President Signs American Jobs Creation Act of 2004 Into Law Eliminating Double Taxation of Attorney’s Fees in Employment Cases

Volume 3, Issue 17
November 19, 2004

On October 22, 2004, President George W. Bush signed the American Jobs Creation Act of 2004 into law. As previously reported in Volume 3, Issue 16, Section 703 of this Act allows taxpayers to take a full deduction on their tax returns for the attorney's fees and costs incurred by them as part of a civil rights and employment discrimination settlement or damage award. In the past, successful litigants and their attorneys were both required to pay taxes on an award of attorney's fees.

The Act applies to claims under Title VII of the Civil Rights Act of 1964, the National Labor Relations Act, the Fair Labor Standards Act, the Age Discrimination in Employment Act of 1967, ERISA, the Employee Polygraph Protection Act of 1988, the Worker Adjustment and Retaining Notification Act, the Family Medical Leave Act, the Americans with Disabilities Act of 1990, any federal whistleblower law, and any federal, state or local law, or common law claims for the "enforcement of civil rights" or "regulating any aspect of the employment relationship".

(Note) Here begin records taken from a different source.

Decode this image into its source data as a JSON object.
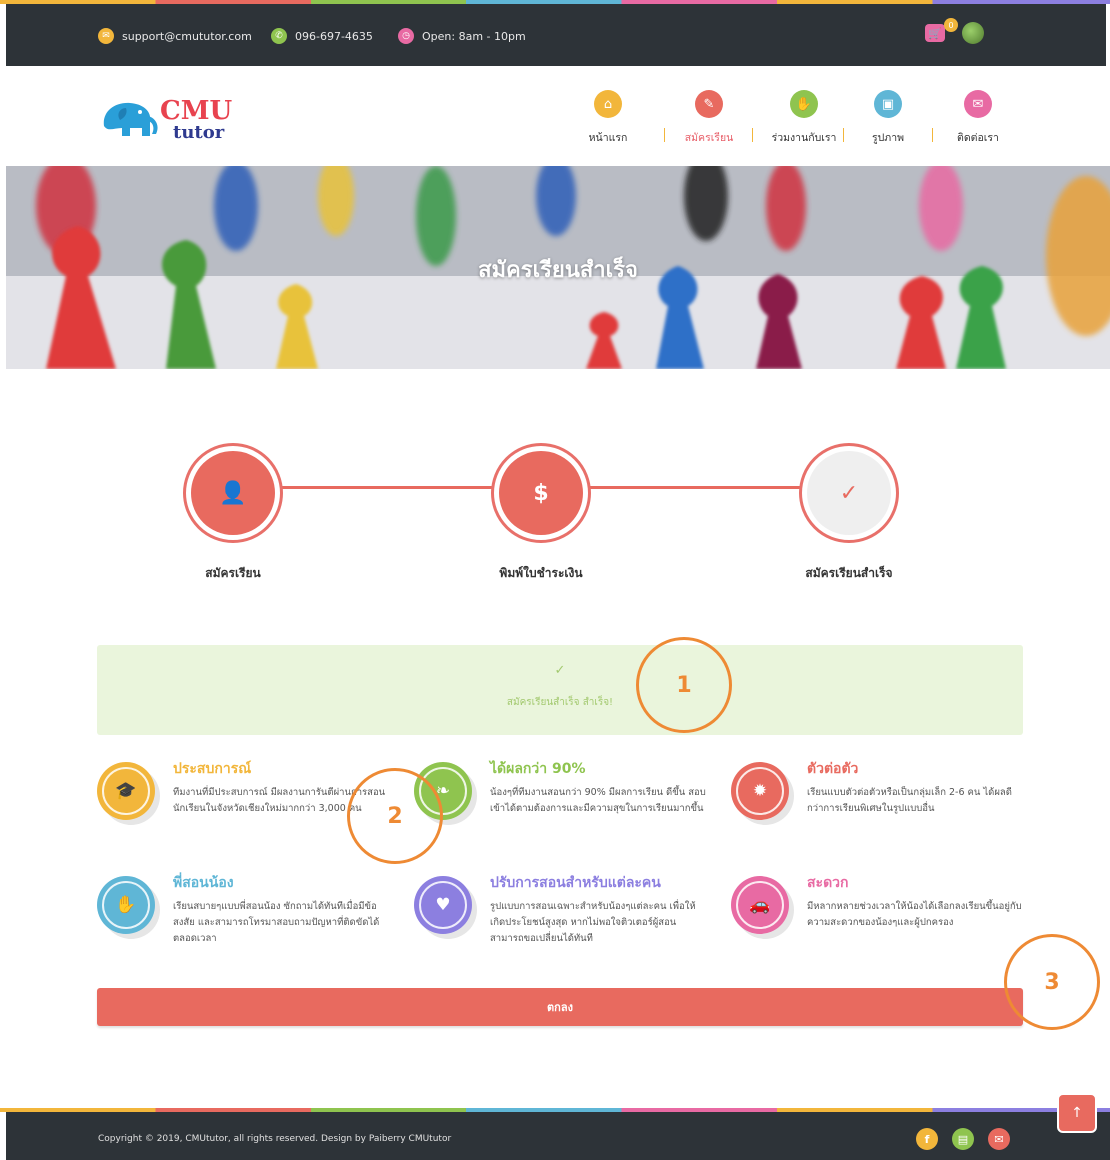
{
  "topbar": {
    "email": "support@cmututor.com",
    "phone": "096-697-4635",
    "hours": "Open: 8am - 10pm",
    "cart_count": "0",
    "icons": [
      "email-icon",
      "phone-icon",
      "clock-icon",
      "cart-icon",
      "user-avatar"
    ],
    "colors": {
      "email": "#f2b63b",
      "phone": "#8fc44f",
      "clock": "#e86aa3"
    }
  },
  "logo": {
    "cmu": "CMU",
    "tutor": "tutor"
  },
  "nav": {
    "items": [
      {
        "label": "หน้าแรก",
        "icon": "home-icon",
        "color": "#f2b63b"
      },
      {
        "label": "สมัครเรียน",
        "icon": "pencil-icon",
        "color": "#e86a5f",
        "active": true
      },
      {
        "label": "ร่วมงานกับเรา",
        "icon": "handshake-icon",
        "color": "#8fc44f"
      },
      {
        "label": "รูปภาพ",
        "icon": "image-icon",
        "color": "#5fb6d6"
      },
      {
        "label": "ติดต่อเรา",
        "icon": "mail-icon",
        "color": "#e86aa3"
      }
    ]
  },
  "hero": {
    "title": "สมัครเรียนสำเร็จ"
  },
  "steps": [
    {
      "label": "สมัครเรียน",
      "icon": "user-icon"
    },
    {
      "label": "พิมพ์ใบชำระเงิน",
      "icon": "dollar-icon"
    },
    {
      "label": "สมัครเรียนสำเร็จ",
      "icon": "check-icon"
    }
  ],
  "alert": {
    "text": "สมัครเรียนสำเร็จ สำเร็จ!"
  },
  "features": [
    {
      "title": "ประสบการณ์",
      "text": "ทีมงานที่มีประสบการณ์ มีผลงานการันตีผ่านการสอนนักเรียนในจังหวัดเชียงใหม่มากกว่า 3,000 คน",
      "color": "#f2b63b",
      "icon": "graduation-cap-icon"
    },
    {
      "title": "ได้ผลกว่า 90%",
      "text": "น้องๆที่ทีมงานสอนกว่า 90% มีผลการเรียน ดีขึ้น สอบเข้าได้ตามต้องการและมีความสุขในการเรียนมากขึ้น",
      "color": "#8fc44f",
      "icon": "leaf-icon"
    },
    {
      "title": "ตัวต่อตัว",
      "text": "เรียนแบบตัวต่อตัวหรือเป็นกลุ่มเล็ก 2-6 คน ได้ผลดีกว่าการเรียนพิเศษในรูปแบบอื่น",
      "color": "#e86a5f",
      "icon": "gear-icon"
    },
    {
      "title": "พี่สอนน้อง",
      "text": "เรียนสบายๆแบบพี่สอนน้อง ซักถามได้ทันทีเมื่อมีข้อสงสัย และสามารถโทรมาสอบถามปัญหาที่ติดขัดได้ตลอดเวลา",
      "color": "#5fb6d6",
      "icon": "handshake-icon"
    },
    {
      "title": "ปรับการสอนสำหรับแต่ละคน",
      "text": "รูปแบบการสอนเฉพาะสำหรับน้องๆแต่ละคน เพื่อให้เกิดประโยชน์สูงสุด หากไม่พอใจติวเตอร์ผู้สอน สามารถขอเปลี่ยนได้ทันที",
      "color": "#8c7fe0",
      "icon": "heart-icon"
    },
    {
      "title": "สะดวก",
      "text": "มีหลากหลายช่วงเวลาให้น้องได้เลือกลงเรียนขึ้นอยู่กับความสะดวกของน้องๆและผู้ปกครอง",
      "color": "#e86aa3",
      "icon": "car-icon"
    }
  ],
  "button": {
    "label": "ตกลง"
  },
  "annotations": [
    "1",
    "2",
    "3"
  ],
  "footer": {
    "copyright": "Copyright © 2019, CMUtutor, all rights reserved. Design by Paiberry CMUtutor",
    "social": [
      {
        "icon": "facebook-icon",
        "glyph": "f",
        "color": "#f2b63b"
      },
      {
        "icon": "line-icon",
        "glyph": "▤",
        "color": "#8fc44f"
      },
      {
        "icon": "mail-icon",
        "glyph": "✉",
        "color": "#e86a5f"
      }
    ],
    "to_top": "↑"
  }
}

Section 703 was favored by both employer and employee advocates because the double taxation policy had the effect of increasing the cost of settling suits. Tax savvy litigants and their counsel would insist on higher settlement amounts to cover the extra tax payments, particularly when the settlement proceeds or damage award implicated the alternative minimum tax. The new law only applies to judgments entered and settlements made after October 22, 2004.

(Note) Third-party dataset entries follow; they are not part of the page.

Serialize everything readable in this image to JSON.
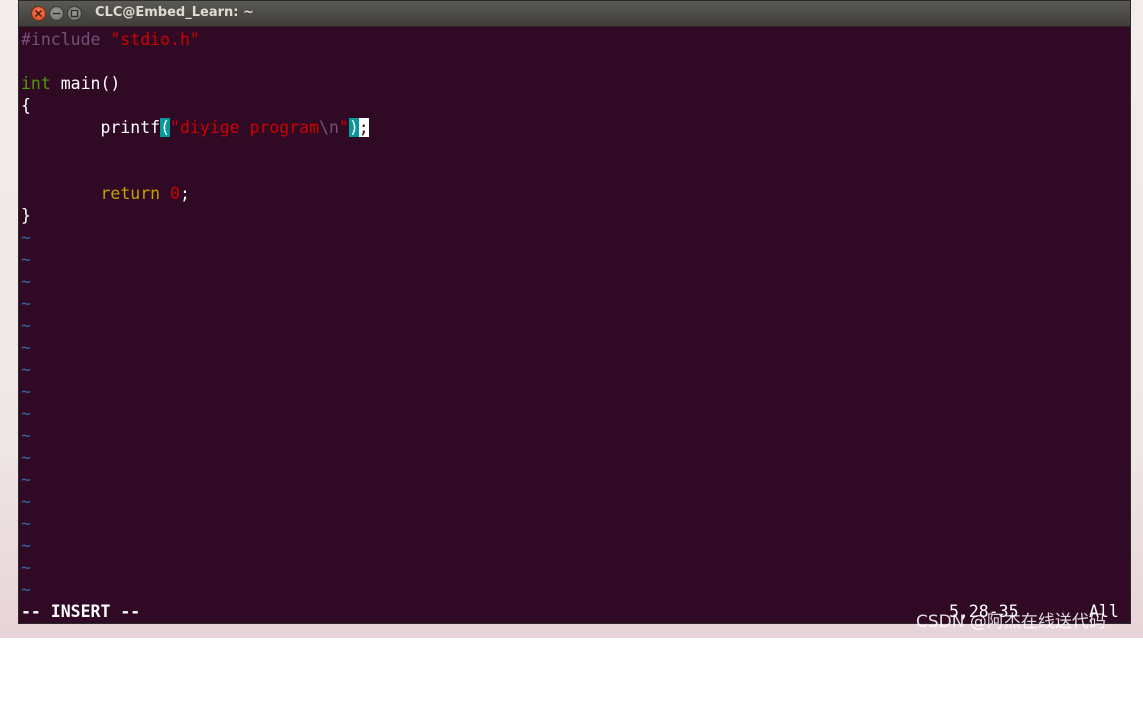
{
  "window": {
    "title": "CLC@Embed_Learn: ~"
  },
  "editor": {
    "lines": {
      "l1_pre": "#include ",
      "l1_str": "\"stdio.h\"",
      "l2": "",
      "l3_type": "int",
      "l3_rest": " main()",
      "l4": "{",
      "l5_indent": "        printf",
      "l5_paren_open": "(",
      "l5_str_a": "\"diyige program",
      "l5_esc": "\\n",
      "l5_str_b": "\"",
      "l5_paren_close": ")",
      "l5_semicolon": ";",
      "l6": "",
      "l7": "",
      "l8_indent": "        ",
      "l8_kw": "return",
      "l8_sp": " ",
      "l8_num": "0",
      "l8_semi": ";",
      "l9": "}"
    },
    "tilde": "~",
    "tilde_count": 17
  },
  "status": {
    "mode": "-- INSERT --",
    "position": "5,28-35",
    "scroll": "All"
  },
  "watermark": "CSDN @阿杰在线送代码",
  "colors": {
    "background": "#300a24",
    "preprocessor": "#75507b",
    "string": "#cc0000",
    "type": "#4e9a06",
    "keyword": "#c4a000",
    "tilde": "#3465a4",
    "match_highlight": "#06989a"
  }
}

KZA Employer Report articles are for general information only; they are not intended and should not be construed to be legal advice. Reading or replying to such articles does not establish an attorney-client relationship. In addition, because the subject matters and applicable laws discussed in Employer Report articles are often in a state of change and not always applicable to every type of business entity or organization, readers should consult with counsel before making decisions based on the same.